Trump’s pay freeze would be the first for civilian federal workers since 2011 to 2013, when President Obama declared a three-year freeze as the nation recovered from the recession.
The freeze would also affect Pease Air National Guard Base. In a statement issued earlier this week, Lt. Col. Greg Heilshorn, director of public affairs, said, “The news is disappointing for our federal workforce, but we’ve weathered far worse to include a three-year pay freeze from 2011 to 2013 as well a furlough in 2013. Unfortunately, it’s not an uncommon occurrence.”
Also on Friday, Shaheen celebrated with shipyard Cmdr. Capt. David Hunt and union leaders her success in repealing the Department of Defense’s per diem policy, which intended to reduce DOD costs, but was criticized as placing unfair economic burden on traveling shipyard workers. It reduced the per diem rate payable to the worker for each full day away for extended periods of time. According to Shaheen, the policy forced civilian workers, including many at Portsmouth Naval Shipyard, to pay out of pocket for meals and incidentals.
The Government Accountability Office found DOD did not fully assess the administrative costs of implementing the policy nor other potential impacts, such as worker willingness to volunteer for long-term travel assignments.
Shaheen said the repeal received majority bipartisan support and was hailed as a win for shipyard workers across the nation.
Vigliotta called the now-repealed policy “a big deterrent to go on the road.”

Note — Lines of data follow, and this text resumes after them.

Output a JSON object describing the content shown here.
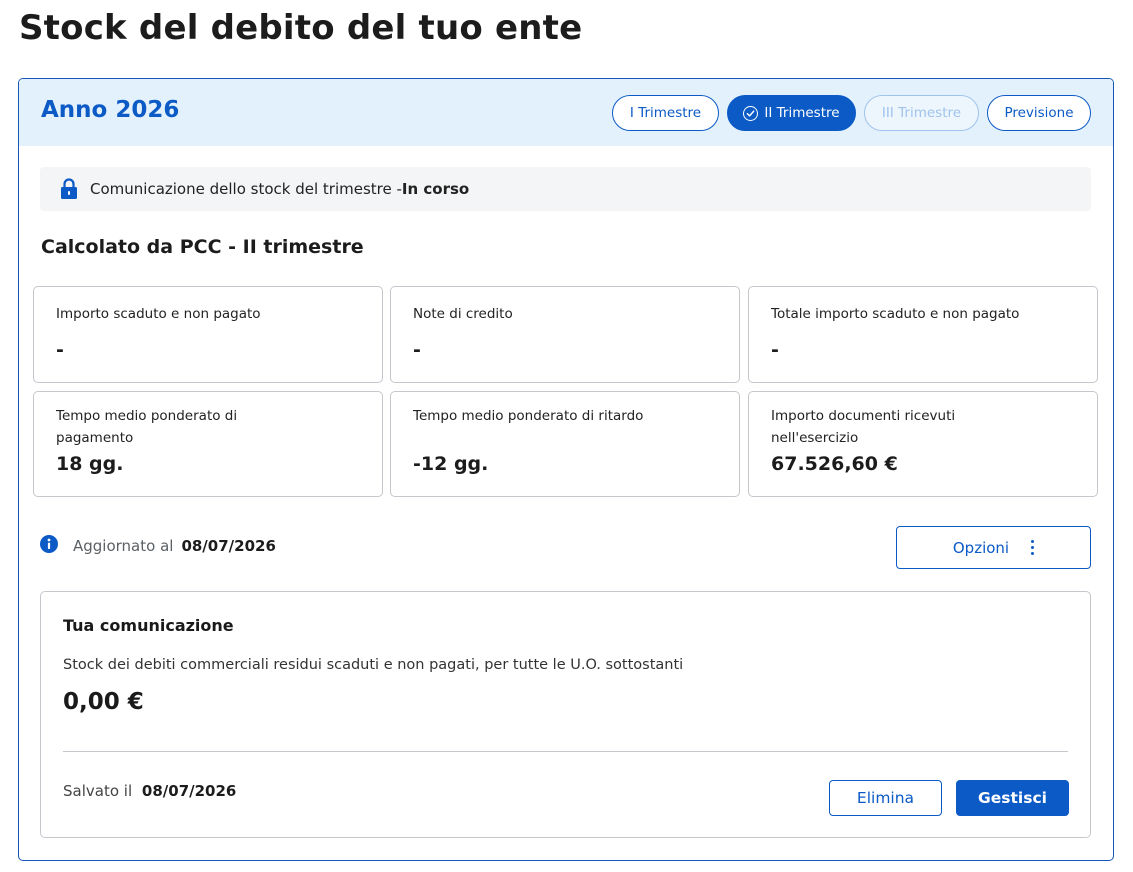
{
  "page": {
    "title": "Stock del debito del tuo ente"
  },
  "header": {
    "year_title": "Anno 2026",
    "tabs": [
      {
        "label": "I Trimestre",
        "state": "default"
      },
      {
        "label": "II Trimestre",
        "state": "active"
      },
      {
        "label": "III Trimestre",
        "state": "disabled"
      },
      {
        "label": "Previsione",
        "state": "default"
      }
    ]
  },
  "status": {
    "icon": "lock-icon",
    "text": "Comunicazione dello stock del trimestre - ",
    "state": "In corso"
  },
  "section": {
    "title": "Calcolato da PCC - II trimestre"
  },
  "metrics": [
    {
      "label": "Importo scaduto e non pagato",
      "value": "-"
    },
    {
      "label": "Note di credito",
      "value": "-"
    },
    {
      "label": "Totale importo scaduto e non pagato",
      "value": "-"
    },
    {
      "label": "Tempo medio ponderato di pagamento",
      "value": "18 gg."
    },
    {
      "label": "Tempo medio ponderato di ritardo",
      "value": "-12 gg."
    },
    {
      "label": "Importo documenti ricevuti nell'esercizio",
      "value": "67.526,60 €"
    }
  ],
  "updated": {
    "label": "Aggiornato al",
    "date": "08/07/2026"
  },
  "options": {
    "label": "Opzioni"
  },
  "communication": {
    "title": "Tua comunicazione",
    "description": "Stock dei debiti commerciali residui scaduti e non pagati, per tutte le U.O. sottostanti",
    "amount": "0,00 €",
    "saved_label": "Salvato il",
    "saved_date": "08/07/2026",
    "delete_label": "Elimina",
    "manage_label": "Gestisci"
  },
  "colors": {
    "primary": "#0b5ac6",
    "header_bg": "#e3f1fc",
    "border": "#c4c8cc",
    "status_bg": "#f4f5f6"
  }
}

Shaheen said she also discussed with shipyard officials the continued dry dock expansion and further needed capital investments. Initial work has begun to upgrade Dry Dock 1 and design work on the dry dock super flood basin is well underway. The $7.2 million contract for that work will set the stage for work on the flood basin itself, expected to cost $109 million, according to Gary Hildreth, deputy public affairs officer. Work to overhaul the pier next to Dry Dock 1 has just started as well, he said. At this point, the final costs to completely retrofit Dry Dock 1 are unknown.
At a recent event in York, Hunt said it was crucial to modernize Dry Dock 1 so it can accept the newer Virginia class submarines.
The need to modernize dry docks at all four public shipyards was underscored in a GAO report last fall. It estimated the Navy needs to spend $4 billion in the next 20 years on dry docks alone, and $20 billion overall to modernize the yards’ facilities, which it rated as “poor.